» THE PROBLEM
Every record that follows must be given again exactly.

(Data records for software interfaces)
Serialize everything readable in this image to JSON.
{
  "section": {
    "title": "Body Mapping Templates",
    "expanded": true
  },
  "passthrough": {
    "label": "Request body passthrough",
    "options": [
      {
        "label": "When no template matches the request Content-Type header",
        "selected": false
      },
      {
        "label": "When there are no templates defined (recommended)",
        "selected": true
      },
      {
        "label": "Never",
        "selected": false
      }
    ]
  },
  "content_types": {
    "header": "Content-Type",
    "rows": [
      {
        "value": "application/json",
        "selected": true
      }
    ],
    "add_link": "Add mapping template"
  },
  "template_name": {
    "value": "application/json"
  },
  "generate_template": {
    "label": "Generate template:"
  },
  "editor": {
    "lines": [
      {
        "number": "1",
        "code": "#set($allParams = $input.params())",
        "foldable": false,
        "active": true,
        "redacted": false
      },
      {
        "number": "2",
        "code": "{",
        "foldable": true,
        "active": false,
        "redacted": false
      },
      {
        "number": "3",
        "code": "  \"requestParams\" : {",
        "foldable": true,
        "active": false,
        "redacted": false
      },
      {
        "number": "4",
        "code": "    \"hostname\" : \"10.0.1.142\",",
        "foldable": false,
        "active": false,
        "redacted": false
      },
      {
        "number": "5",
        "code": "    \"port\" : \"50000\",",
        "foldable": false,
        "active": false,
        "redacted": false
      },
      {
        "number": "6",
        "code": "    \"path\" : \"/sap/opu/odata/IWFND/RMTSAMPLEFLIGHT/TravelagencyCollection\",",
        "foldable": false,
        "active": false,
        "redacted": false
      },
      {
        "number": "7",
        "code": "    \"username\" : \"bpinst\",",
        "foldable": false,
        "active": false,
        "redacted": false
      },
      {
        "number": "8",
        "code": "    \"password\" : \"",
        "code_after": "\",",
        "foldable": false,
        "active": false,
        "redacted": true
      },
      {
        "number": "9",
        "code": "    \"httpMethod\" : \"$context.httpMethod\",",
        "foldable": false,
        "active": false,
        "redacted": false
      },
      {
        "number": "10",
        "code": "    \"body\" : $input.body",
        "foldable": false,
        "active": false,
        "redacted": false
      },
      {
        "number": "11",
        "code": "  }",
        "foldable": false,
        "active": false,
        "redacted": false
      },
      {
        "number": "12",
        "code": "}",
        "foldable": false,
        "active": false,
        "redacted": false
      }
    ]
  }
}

» SOLUTION
Serialize everything readable in this image to JSON.
{
  "section": {
    "title": "Body Mapping Templates",
    "expanded": true
  },
  "passthrough": {
    "label": "Request body passthrough",
    "options": [
      {
        "label": "When no template matches the request Content-Type header",
        "selected": false
      },
      {
        "label": "When there are no templates defined (recommended)",
        "selected": true
      },
      {
        "label": "Never",
        "selected": false
      }
    ]
  },
  "content_types": {
    "header": "Content-Type",
    "rows": [
      {
        "value": "application/json",
        "selected": true
      }
    ],
    "add_link": "Add mapping template"
  },
  "template_name": {
    "value": "application/json"
  },
  "generate_template": {
    "label": "Generate template:"
  },
  "editor": {
    "lines": [
      {
        "number": "1",
        "code": "#set($allParams = $input.params())",
        "foldable": false,
        "active": true,
        "redacted": false
      },
      {
        "number": "2",
        "code": "{",
        "foldable": true,
        "active": false,
        "redacted": false
      },
      {
        "number": "3",
        "code": "  \"requestParams\" : {",
        "foldable": true,
        "active": false,
        "redacted": false
      },
      {
        "number": "4",
        "code": "    \"hostname\" : \"10.0.1.142\",",
        "foldable": false,
        "active": false,
        "redacted": false
      },
      {
        "number": "5",
        "code": "    \"port\" : \"50000\",",
        "foldable": false,
        "active": false,
        "redacted": false
      },
      {
        "number": "6",
        "code": "    \"path\" : \"/sap/opu/odata/IWFND/RMTSAMPLEFLIGHT/TravelagencyCollection\",",
        "foldable": false,
        "active": false,
        "redacted": false
      },
      {
        "number": "7",
        "code": "    \"username\" : \"bpinst\",",
        "foldable": false,
        "active": false,
        "redacted": false
      },
      {
        "number": "8",
        "code": "    \"password\" : \"",
        "code_after": "\",",
        "foldable": false,
        "active": false,
        "redacted": true
      },
      {
        "number": "9",
        "code": "    \"httpMethod\" : \"$context.httpMethod\",",
        "foldable": false,
        "active": false,
        "redacted": false
      },
      {
        "number": "10",
        "code": "    \"body\" : $input.body",
        "foldable": false,
        "active": false,
        "redacted": false
      },
      {
        "number": "11",
        "code": "  }",
        "foldable": false,
        "active": false,
        "redacted": false
      },
      {
        "number": "12",
        "code": "}",
        "foldable": false,
        "active": false,
        "redacted": false
      }
    ]
  }
}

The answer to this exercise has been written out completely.